This is bad news for Hugo Weaving (a brilliant stage actor who deserves a better movie career), who must play an evil phantasm and an evil assassin and not much else. And it's not great for Broadbent, tasked with widening his big British blue eyes when he's innocent and narrowing them when he's not, and not doing much in between. In a movie that intends spiritual enormity, he's looped into a never-ending Benny Hill episode.
But Hanks is Hanks, so his peeps get to climb out of the ooze now and then. His 19th-century ship's doctor and Dickensian innkeeper and murderous writer exist in the book, but they feel tacked on here, a sop to a star eager to geek out with his bosses. And when his contract-demanding virtuous figure shows up — he's some kind of goatherd in a post-meltdown Hawaii — the Hanks of Cast Away ought to feel pretty good. Not so. Hanks with a machete and a very limited vocabulary and a Name of the Rose wig plays like an awful joke. No one was asking to see Tompocalypto. (Nobody wanted to see this the last time someone did it, either. In Bill Forsyth's 1994 Being Human, Robin Williams, another former clock-in at the Happy Days factory, tried on a pair of Everyman pants that didn't fit anyone.)

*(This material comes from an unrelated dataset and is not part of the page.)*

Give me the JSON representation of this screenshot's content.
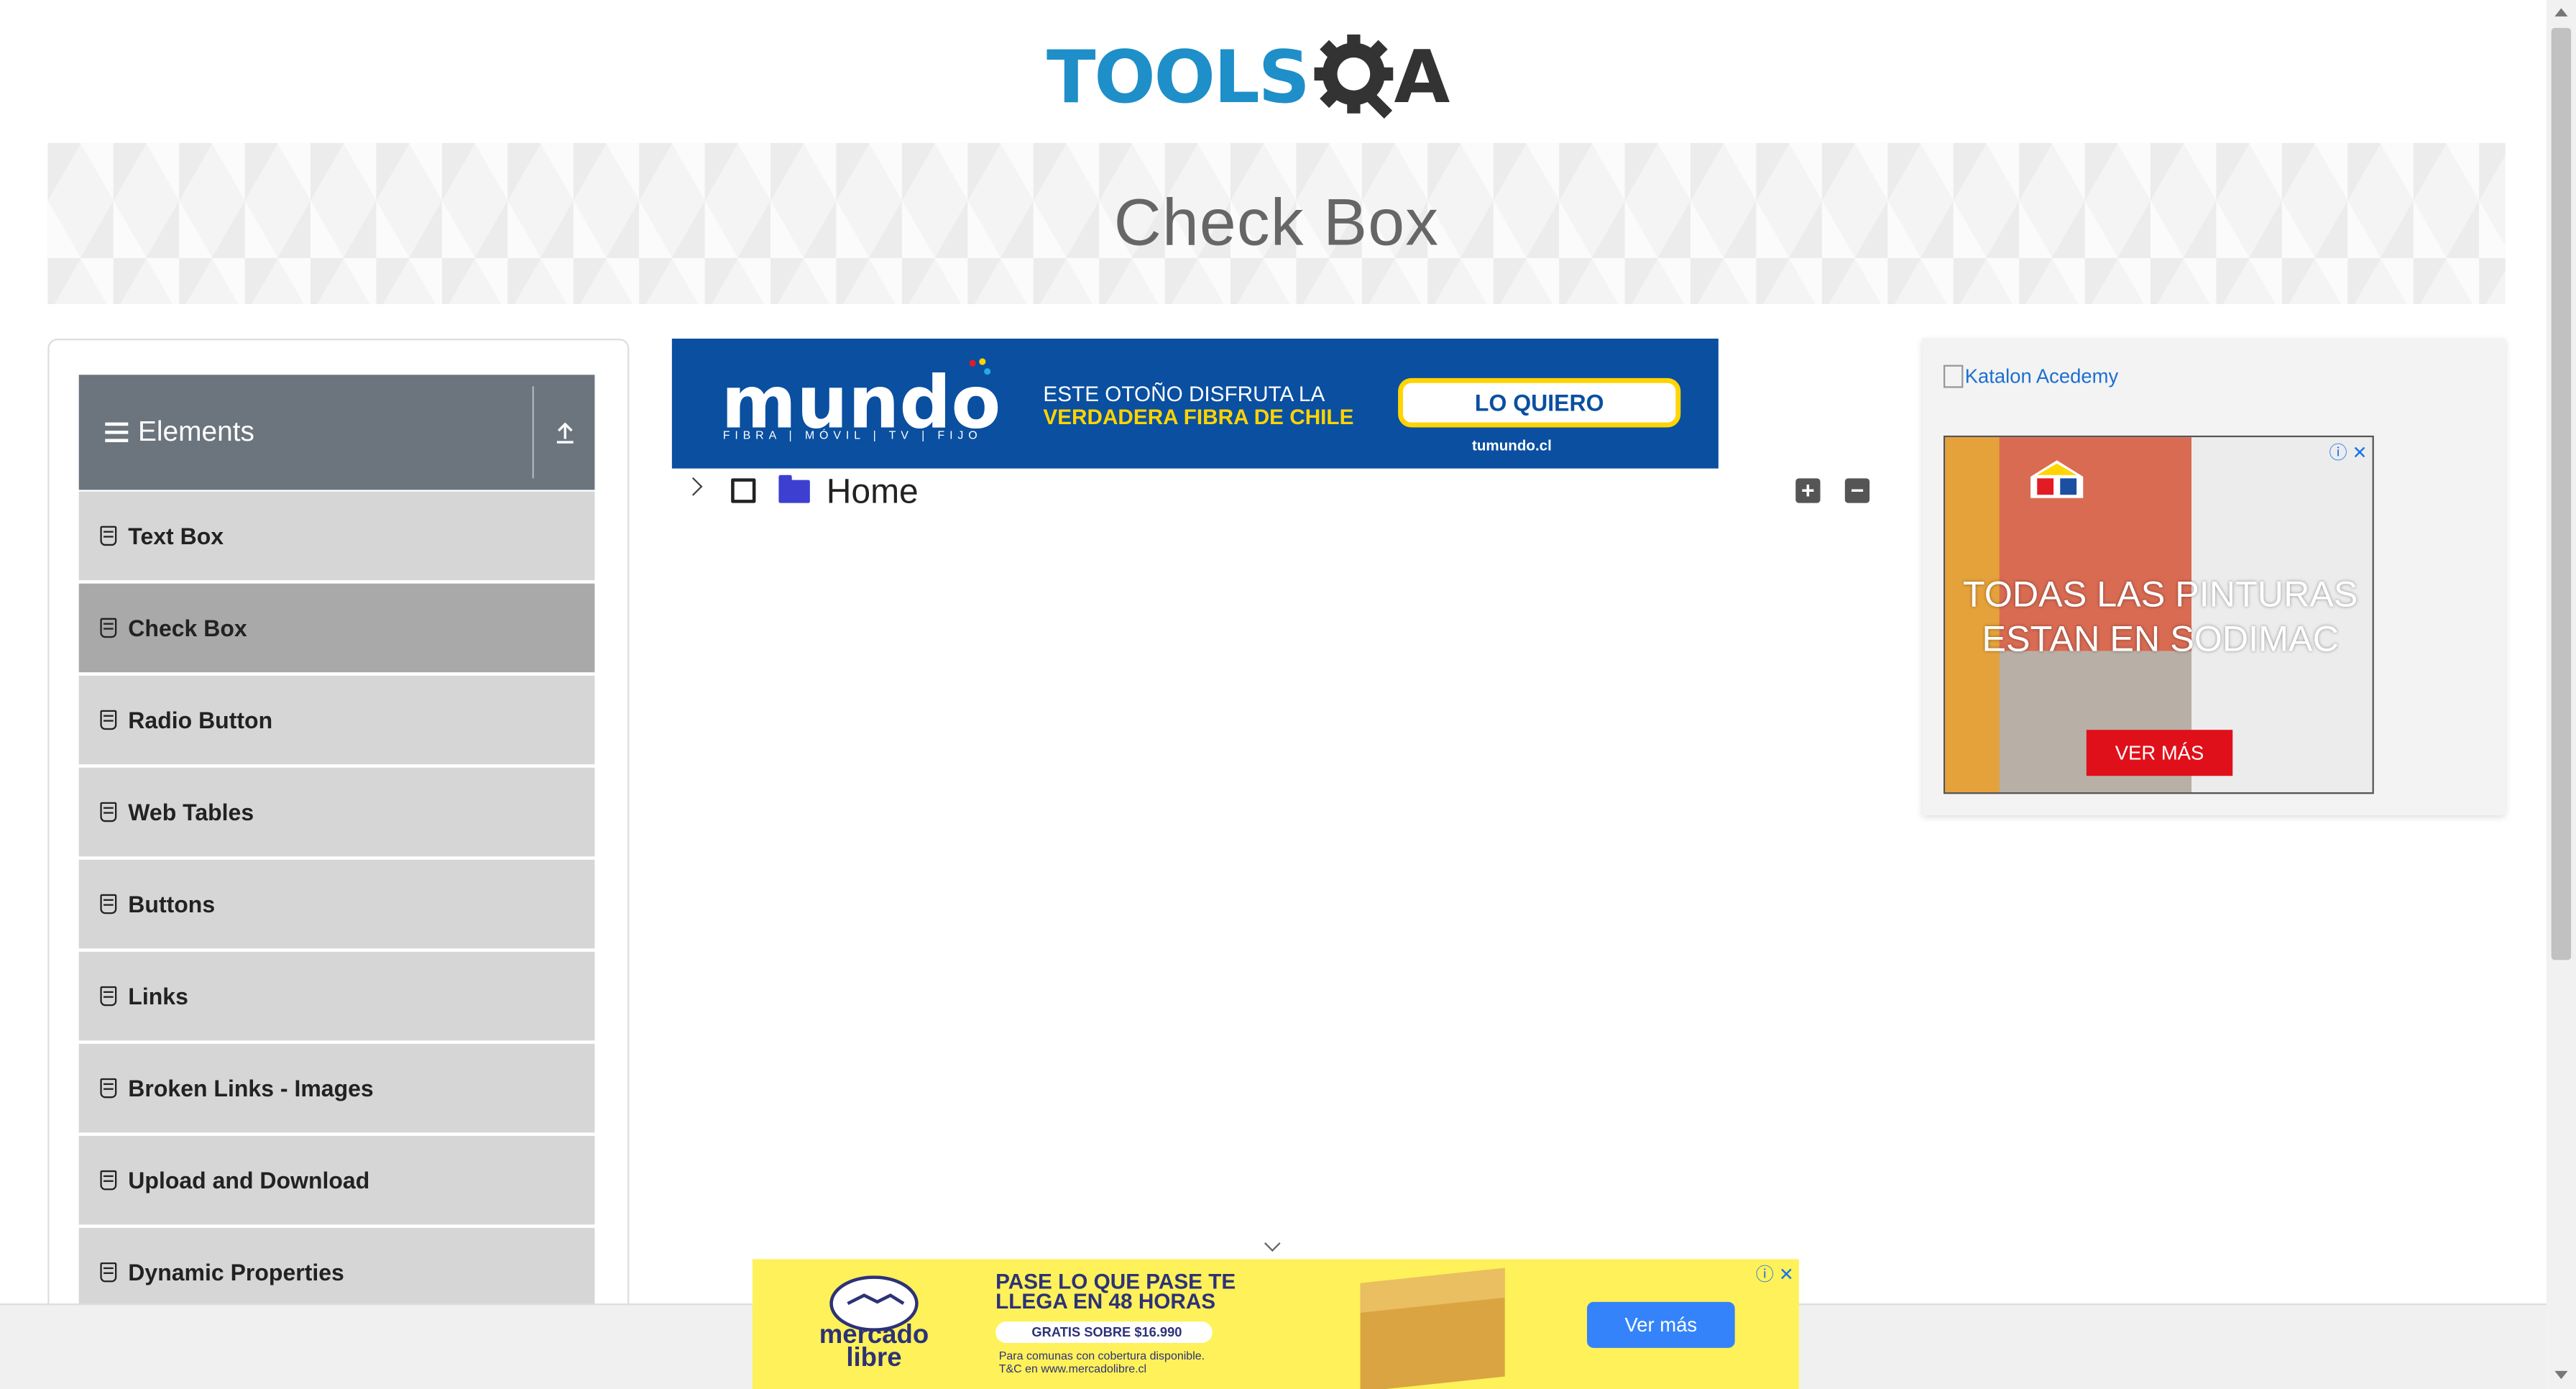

The Wachowski-Tykwer Cloud Atlas supposes that we're always an X or an O in a game of cosmic tic-tac-toe, that it's just a question of getting the center square once every few generations. Mitchell's novel isn't necessarily much deeper, but it's also not just about reincarnation. As one of its tales moves into the next, with each subsequent narrator considering the previous one, we figure out that the truth of repetition isn't just mortal but also — and more important — in the way that stories are handed across generations. (Published in 2004, it came along at the same moment that the Battlestar Galactica reboot told us, more simply and maybe better, "All of this has happened before and will happen again.") Conveying that here means a reliance on narration, on voice-over, on everything in movies that is lateral and of a more recognizable grammar.

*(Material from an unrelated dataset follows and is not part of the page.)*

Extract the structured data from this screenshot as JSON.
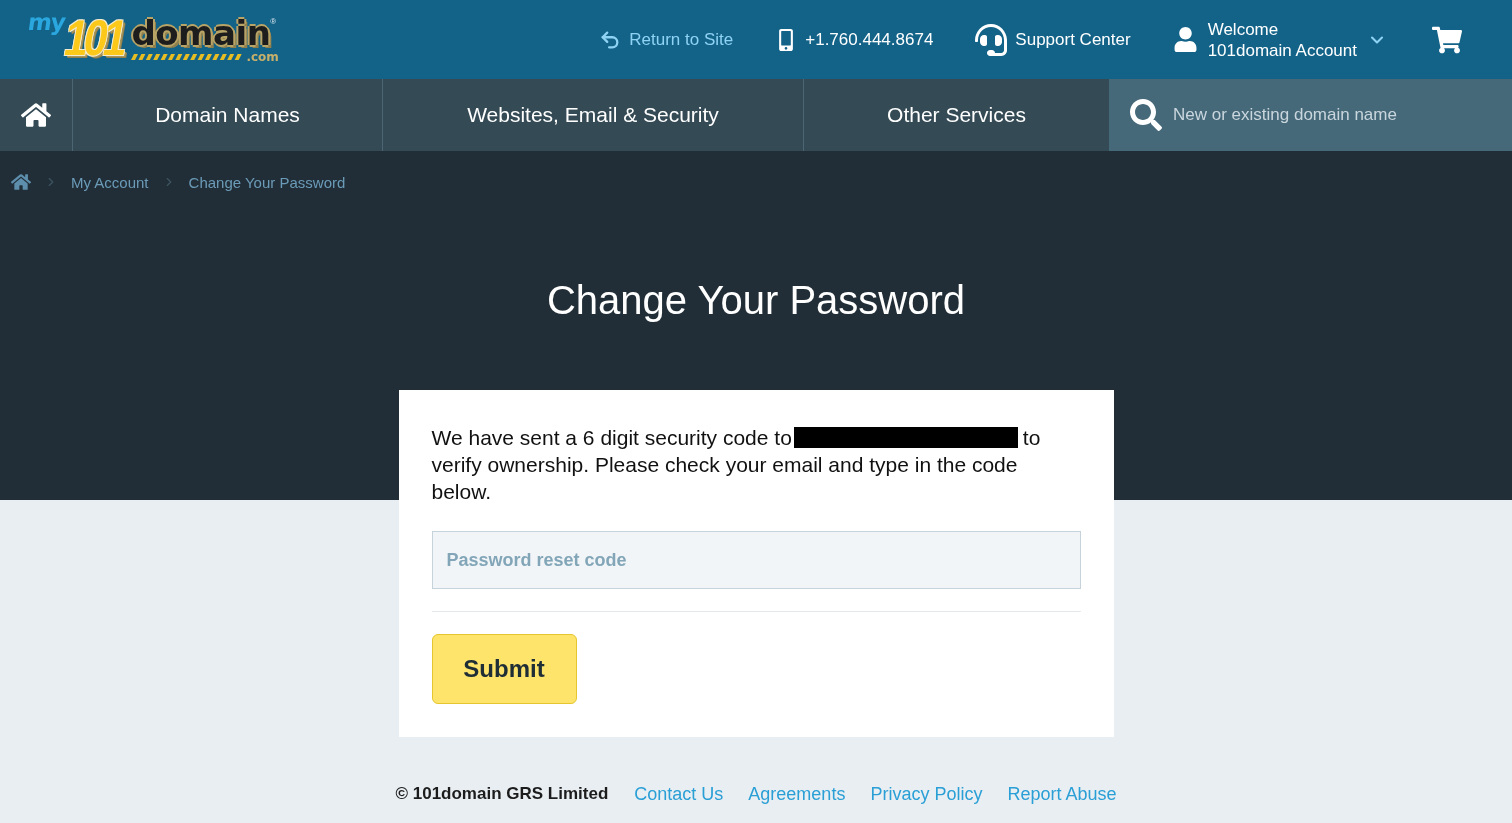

Cloud Atlas is a big-canvas work that asks not for your usual suspension of disbelief but for the resumption of belief — in a greater power, in an order, in the thrill of upending that order once an age or so. That's not a bargain most audiences are willing to strike, even those prepared by the memory of all that deep Matrix sagacity. "I'm glad I didn't pay money to see that," clucked several people leaving the Cloud Atlas screening I attended. And for a moment, as much as I disliked Cloud Atlas, I beamed at these people an ugly mental retort: You just didn't get it.

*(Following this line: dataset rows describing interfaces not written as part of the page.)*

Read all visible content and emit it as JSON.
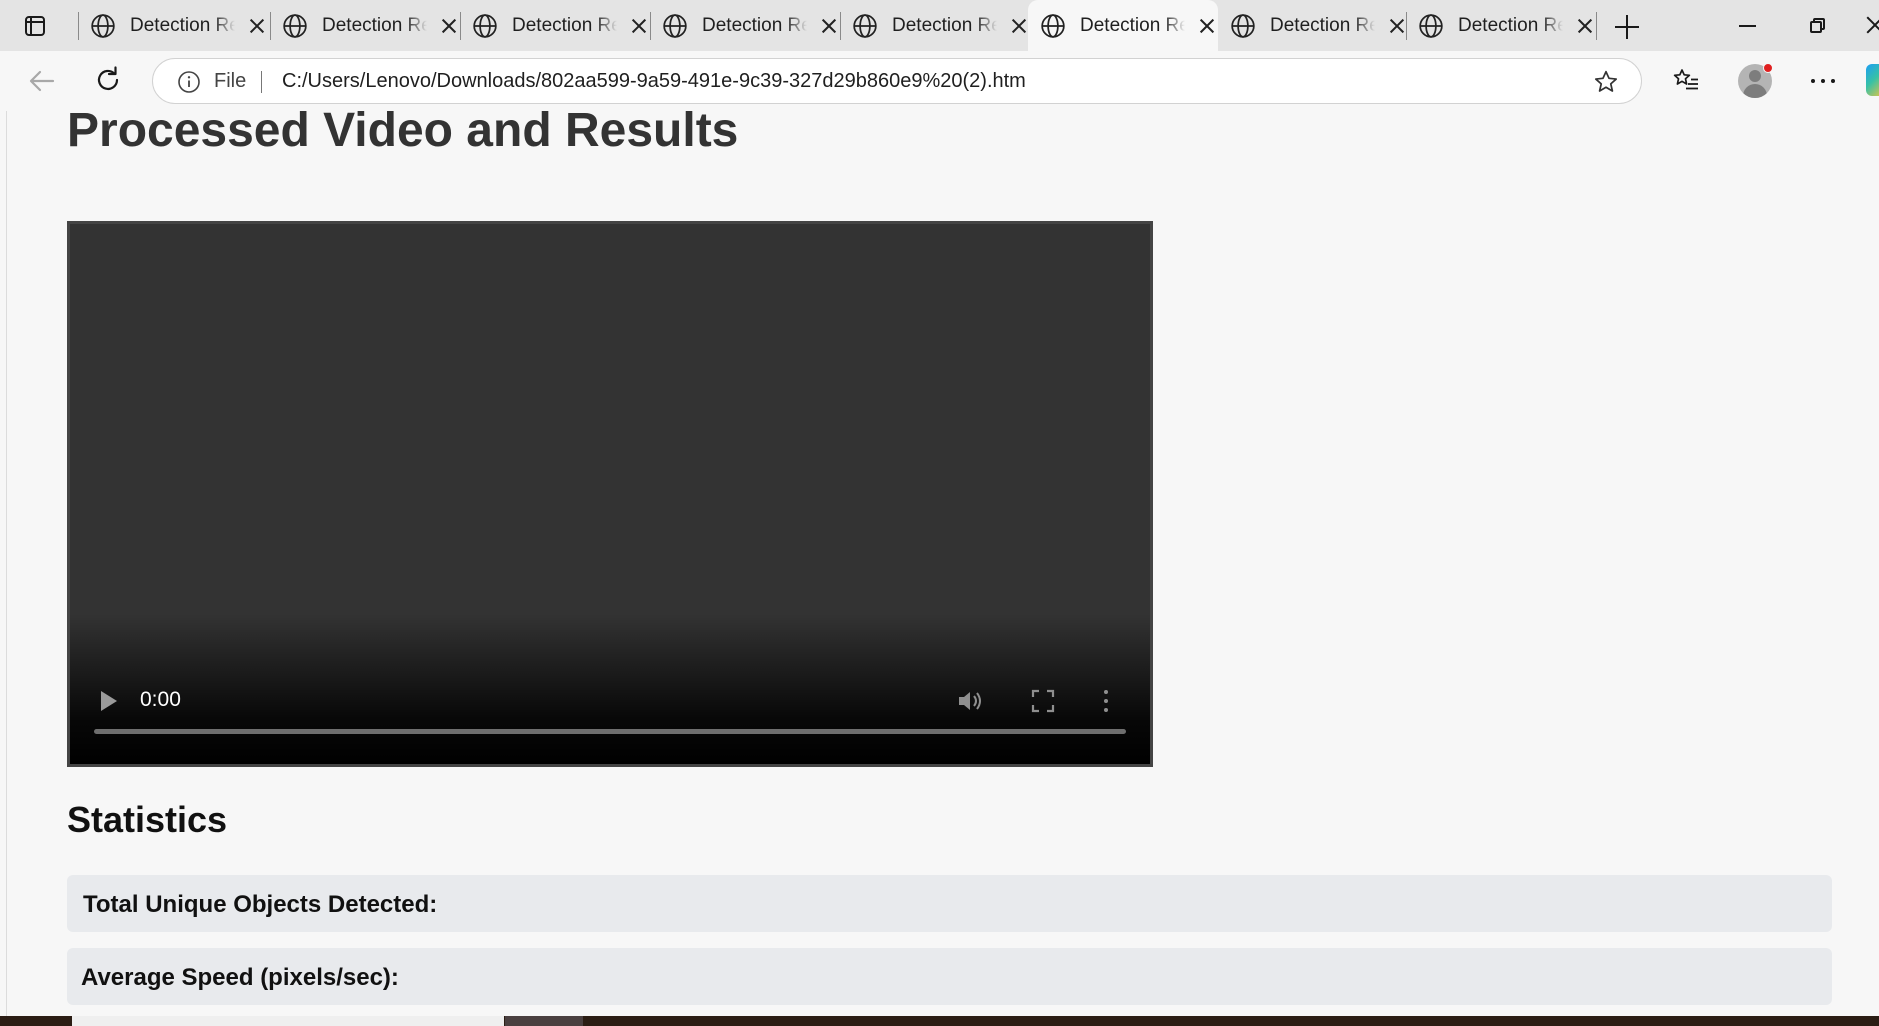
{
  "browser": {
    "tabs": [
      {
        "title": "Detection Results",
        "active": false
      },
      {
        "title": "Detection Results",
        "active": false
      },
      {
        "title": "Detection Results",
        "active": false
      },
      {
        "title": "Detection Results",
        "active": false
      },
      {
        "title": "Detection Results",
        "active": false
      },
      {
        "title": "Detection Results",
        "active": true
      },
      {
        "title": "Detection Results",
        "active": false
      },
      {
        "title": "Detection Results",
        "active": false
      }
    ],
    "address": {
      "scheme_label": "File",
      "url": "C:/Users/Lenovo/Downloads/802aa599-9a59-491e-9c39-327d29b860e9%20(2).htm"
    },
    "icons": {
      "tab_icon": "globe-icon",
      "back": "arrow-left-icon",
      "refresh": "refresh-icon",
      "info": "info-icon",
      "favorite": "star-icon",
      "favorites_list": "favorites-list-icon",
      "profile": "avatar",
      "more": "ellipsis-icon",
      "copilot": "copilot-icon"
    },
    "colors": {
      "tabstrip": "#e4e4e4",
      "page_bg": "#f7f7f7",
      "profile_notice": "#e02020"
    }
  },
  "page": {
    "title": "Processed Video and Results",
    "video": {
      "time": "0:00",
      "progress": 0,
      "icons": [
        "play-icon",
        "volume-icon",
        "fullscreen-icon",
        "more-vert-icon"
      ]
    },
    "statistics": {
      "heading": "Statistics",
      "items": [
        {
          "label": "Total Unique Objects Detected:",
          "value": ""
        },
        {
          "label": "Average Speed (pixels/sec):",
          "value": ""
        }
      ]
    }
  }
}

After all, this is the kind of movie that throws around the word amanuensis with impunity. Hey, you think the first time that young musical genius Robert Frobisher (Ben Whishaw) says he's traveling to Belgium to act as amanuensis to a famous old composer, I never thought I'd hear the word amanuensis in a big CGI extravaganza.
But even if you get Cloud Atlas it holds you permanently at bay. By the time this overstuffed visual transcript is over, you think: Hmph. Amanuensis. Figures.